(Supplied information begins)

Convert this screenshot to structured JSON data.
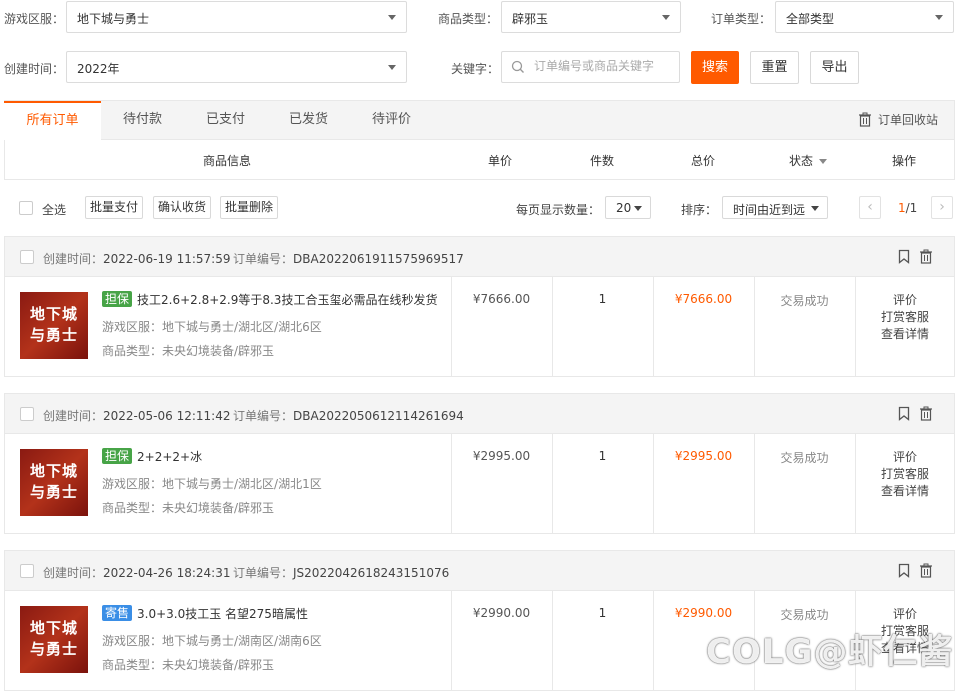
{
  "filters": {
    "region": {
      "label": "游戏区服：",
      "value": "地下城与勇士"
    },
    "product_type": {
      "label": "商品类型：",
      "value": "辟邪玉"
    },
    "order_type": {
      "label": "订单类型：",
      "value": "全部类型"
    },
    "created_time": {
      "label": "创建时间：",
      "value": "2022年"
    },
    "keyword": {
      "label": "关键字：",
      "placeholder": "订单编号或商品关键字"
    },
    "search_label": "搜索",
    "reset_label": "重置",
    "export_label": "导出"
  },
  "tabs": [
    {
      "label": "所有订单",
      "active": true
    },
    {
      "label": "待付款"
    },
    {
      "label": "已支付"
    },
    {
      "label": "已发货"
    },
    {
      "label": "待评价"
    }
  ],
  "recycle_label": "订单回收站",
  "columns": {
    "product": "商品信息",
    "unit_price": "单价",
    "quantity": "件数",
    "total": "总价",
    "status": "状态",
    "action": "操作"
  },
  "toolbar": {
    "select_all": "全选",
    "bulk_pay": "批量支付",
    "confirm_receipt": "确认收货",
    "bulk_delete": "批量删除",
    "page_size_label": "每页显示数量：",
    "page_size": "20",
    "sort_label": "排序：",
    "sort_value": "时间由近到远",
    "page_current": "1",
    "page_total": "/1",
    "prev": "‹",
    "next": "›"
  },
  "orders": [
    {
      "created_label": "创建时间：",
      "created": "2022-06-19 11:57:59",
      "order_no_label": "订单编号：",
      "order_no": "DBA2022061911575969517",
      "thumb_text_1": "地下城",
      "thumb_text_2": "与勇士",
      "tag": "担保",
      "tag_color": "#47a447",
      "title": "技工2.6+2.8+2.9等于8.3技工合玉玺必需品在线秒发货",
      "region": "游戏区服：地下城与勇士/湖北区/湖北6区",
      "type": "商品类型：未央幻境装备/辟邪玉",
      "unit_price": "¥7666.00",
      "quantity": "1",
      "total": "¥7666.00",
      "status": "交易成功",
      "ops": [
        "评价",
        "打赏客服",
        "查看详情"
      ]
    },
    {
      "created_label": "创建时间：",
      "created": "2022-05-06 12:11:42",
      "order_no_label": "订单编号：",
      "order_no": "DBA2022050612114261694",
      "thumb_text_1": "地下城",
      "thumb_text_2": "与勇士",
      "tag": "担保",
      "tag_color": "#47a447",
      "title": "2+2+2+冰",
      "region": "游戏区服：地下城与勇士/湖北区/湖北1区",
      "type": "商品类型：未央幻境装备/辟邪玉",
      "unit_price": "¥2995.00",
      "quantity": "1",
      "total": "¥2995.00",
      "status": "交易成功",
      "ops": [
        "评价",
        "打赏客服",
        "查看详情"
      ]
    },
    {
      "created_label": "创建时间：",
      "created": "2022-04-26 18:24:31",
      "order_no_label": "订单编号：",
      "order_no": "JS2022042618243151076",
      "thumb_text_1": "地下城",
      "thumb_text_2": "与勇士",
      "tag": "寄售",
      "tag_color": "#3a8ee6",
      "title": "3.0+3.0技工玉 名望275暗属性",
      "region": "游戏区服：地下城与勇士/湖南区/湖南6区",
      "type": "商品类型：未央幻境装备/辟邪玉",
      "unit_price": "¥2990.00",
      "quantity": "1",
      "total": "¥2990.00",
      "status": "交易成功",
      "ops": [
        "评价",
        "打赏客服",
        "查看详情"
      ]
    }
  ],
  "watermark": "COLG@虾仁酱",
  "colors": {
    "accent": "#ff5a00",
    "tag_green": "#47a447",
    "tag_blue": "#3a8ee6"
  }
}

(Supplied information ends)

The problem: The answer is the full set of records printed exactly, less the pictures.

Task response:
Convert this screenshot to structured JSON data.
{
  "filters": {
    "region": {
      "label": "游戏区服：",
      "value": "地下城与勇士"
    },
    "product_type": {
      "label": "商品类型：",
      "value": "辟邪玉"
    },
    "order_type": {
      "label": "订单类型：",
      "value": "全部类型"
    },
    "created_time": {
      "label": "创建时间：",
      "value": "2022年"
    },
    "keyword": {
      "label": "关键字：",
      "placeholder": "订单编号或商品关键字"
    },
    "search_label": "搜索",
    "reset_label": "重置",
    "export_label": "导出"
  },
  "tabs": [
    {
      "label": "所有订单",
      "active": true
    },
    {
      "label": "待付款"
    },
    {
      "label": "已支付"
    },
    {
      "label": "已发货"
    },
    {
      "label": "待评价"
    }
  ],
  "recycle_label": "订单回收站",
  "columns": {
    "product": "商品信息",
    "unit_price": "单价",
    "quantity": "件数",
    "total": "总价",
    "status": "状态",
    "action": "操作"
  },
  "toolbar": {
    "select_all": "全选",
    "bulk_pay": "批量支付",
    "confirm_receipt": "确认收货",
    "bulk_delete": "批量删除",
    "page_size_label": "每页显示数量：",
    "page_size": "20",
    "sort_label": "排序：",
    "sort_value": "时间由近到远",
    "page_current": "1",
    "page_total": "/1",
    "prev": "‹",
    "next": "›"
  },
  "orders": [
    {
      "created_label": "创建时间：",
      "created": "2022-06-19 11:57:59",
      "order_no_label": "订单编号：",
      "order_no": "DBA2022061911575969517",
      "thumb_text_1": "地下城",
      "thumb_text_2": "与勇士",
      "tag": "担保",
      "tag_color": "#47a447",
      "title": "技工2.6+2.8+2.9等于8.3技工合玉玺必需品在线秒发货",
      "region": "游戏区服：地下城与勇士/湖北区/湖北6区",
      "type": "商品类型：未央幻境装备/辟邪玉",
      "unit_price": "¥7666.00",
      "quantity": "1",
      "total": "¥7666.00",
      "status": "交易成功",
      "ops": [
        "评价",
        "打赏客服",
        "查看详情"
      ]
    },
    {
      "created_label": "创建时间：",
      "created": "2022-05-06 12:11:42",
      "order_no_label": "订单编号：",
      "order_no": "DBA2022050612114261694",
      "thumb_text_1": "地下城",
      "thumb_text_2": "与勇士",
      "tag": "担保",
      "tag_color": "#47a447",
      "title": "2+2+2+冰",
      "region": "游戏区服：地下城与勇士/湖北区/湖北1区",
      "type": "商品类型：未央幻境装备/辟邪玉",
      "unit_price": "¥2995.00",
      "quantity": "1",
      "total": "¥2995.00",
      "status": "交易成功",
      "ops": [
        "评价",
        "打赏客服",
        "查看详情"
      ]
    },
    {
      "created_label": "创建时间：",
      "created": "2022-04-26 18:24:31",
      "order_no_label": "订单编号：",
      "order_no": "JS2022042618243151076",
      "thumb_text_1": "地下城",
      "thumb_text_2": "与勇士",
      "tag": "寄售",
      "tag_color": "#3a8ee6",
      "title": "3.0+3.0技工玉 名望275暗属性",
      "region": "游戏区服：地下城与勇士/湖南区/湖南6区",
      "type": "商品类型：未央幻境装备/辟邪玉",
      "unit_price": "¥2990.00",
      "quantity": "1",
      "total": "¥2990.00",
      "status": "交易成功",
      "ops": [
        "评价",
        "打赏客服",
        "查看详情"
      ]
    }
  ],
  "watermark": "COLG@虾仁酱",
  "colors": {
    "accent": "#ff5a00",
    "tag_green": "#47a447",
    "tag_blue": "#3a8ee6"
  }
}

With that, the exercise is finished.